How does a refrigerator work, and what is its maximum efficiency? How much energy do we need to add to a kettle of water to change it to steam? How and why does a snowflake form and how and why do liquids turn into solids? Why does an iron magnet lose its magnetism above a certain temperature? In fact, what do we mean by temperature, heat, and energy? Our understanding of these topics formed in two distinctly different ways starting about two-hundred years ago. James Joule, Sadi Carnot, and others developed what we now call classical thermodynamics, which treats matter and energy in terms of macroscopic quantities that obey the four “laws of thermodynamics.” Later, Ludwig Boltzmann, James Clark Maxwell, Josiah Willard Gibbs, and others applied classical mechanics and probability theory to molecules in an approach now called statistical mechanics and kinetic theory. In our modern approach to thermal physics, we add our understanding of quantum physics and use both classical and statistical approaches as best suits the question under investigation. Prerequisite: PHYS 221 and MATH 241. One unit.
Physics 351 - Electromagnetic Theory
The aim of this course is to introduce the basic principles of electricity and magnetism and their application in a variety of situations. The focus is on the physics behind how electric and magnetic fields are created, but the course includes substantial mathematical complexity. A solid foundation of multivariable calculus is, therefore, required. Specific topics covered include: the electrostatic field and potential; work and energy in electrostatics; special techniques for calculating potentials; electric fields in matter; the Lorentz force and the Biot-Savart law; magnetic vector potential; magnetostatic fields in matter; electromagnetic induction and Maxwell’s equations. Prerequisites are PHYS 221 and MATH 241. One unit.

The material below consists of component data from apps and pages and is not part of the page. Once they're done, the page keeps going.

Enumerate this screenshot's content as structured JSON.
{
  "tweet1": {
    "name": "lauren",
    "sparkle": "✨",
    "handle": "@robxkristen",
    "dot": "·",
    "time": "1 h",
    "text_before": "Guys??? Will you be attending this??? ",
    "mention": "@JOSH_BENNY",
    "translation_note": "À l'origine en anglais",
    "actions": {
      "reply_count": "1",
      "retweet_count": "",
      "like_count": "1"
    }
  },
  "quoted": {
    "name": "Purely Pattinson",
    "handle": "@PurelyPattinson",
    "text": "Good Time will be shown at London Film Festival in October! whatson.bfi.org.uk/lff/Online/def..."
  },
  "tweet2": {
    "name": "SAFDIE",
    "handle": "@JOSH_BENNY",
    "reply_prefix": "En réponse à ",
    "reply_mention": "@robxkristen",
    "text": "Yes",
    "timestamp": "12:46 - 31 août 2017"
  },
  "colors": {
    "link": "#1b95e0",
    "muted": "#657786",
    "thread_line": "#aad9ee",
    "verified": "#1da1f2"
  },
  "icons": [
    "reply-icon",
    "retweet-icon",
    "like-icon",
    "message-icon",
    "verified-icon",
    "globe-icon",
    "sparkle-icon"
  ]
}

Physics 353 - Quantum Mechanics
The formalism of quantum mechanics; solutions of the one-dimensional Schrödinger equation including the infinite square well, the harmonic oscillator, and the finite well/barrier; solutions of the three-dimensional Schrödinger equation; the hydrogen atom; angular momentum and spin. Prerequisite: Physics 221 and 223 and MATH 241. One unit.
Physics 355 - Introduction to Astrophysics
Celestial mechanics; spectra; solar physics; equations of stellar structure; thermonuclear reactions; stars and stellar systems; polytropes; stellar evolution; white dwarfs, neutron stars, and black holes; Milky Way galaxy; Hubble’s law; active galactic nuclei; big-bang model. Prerequisite: Physics 221 and 223. One unit.
Physics 399 - Advanced Topics in Physics
Exploration of a selected topic at an advanced level. Fulfills one elective requirement for majors. One unit.
Physics 461, 462 - Independent Study
One unit each semester.
Physics 471, 472 - Undergraduate Research
Supervised research in theory or experiment. One unit each semester.
*Each of these laboratory courses is taken as a fifth course and, as such, is figured in the GPA, but does not count toward the 32 courses required for graduation.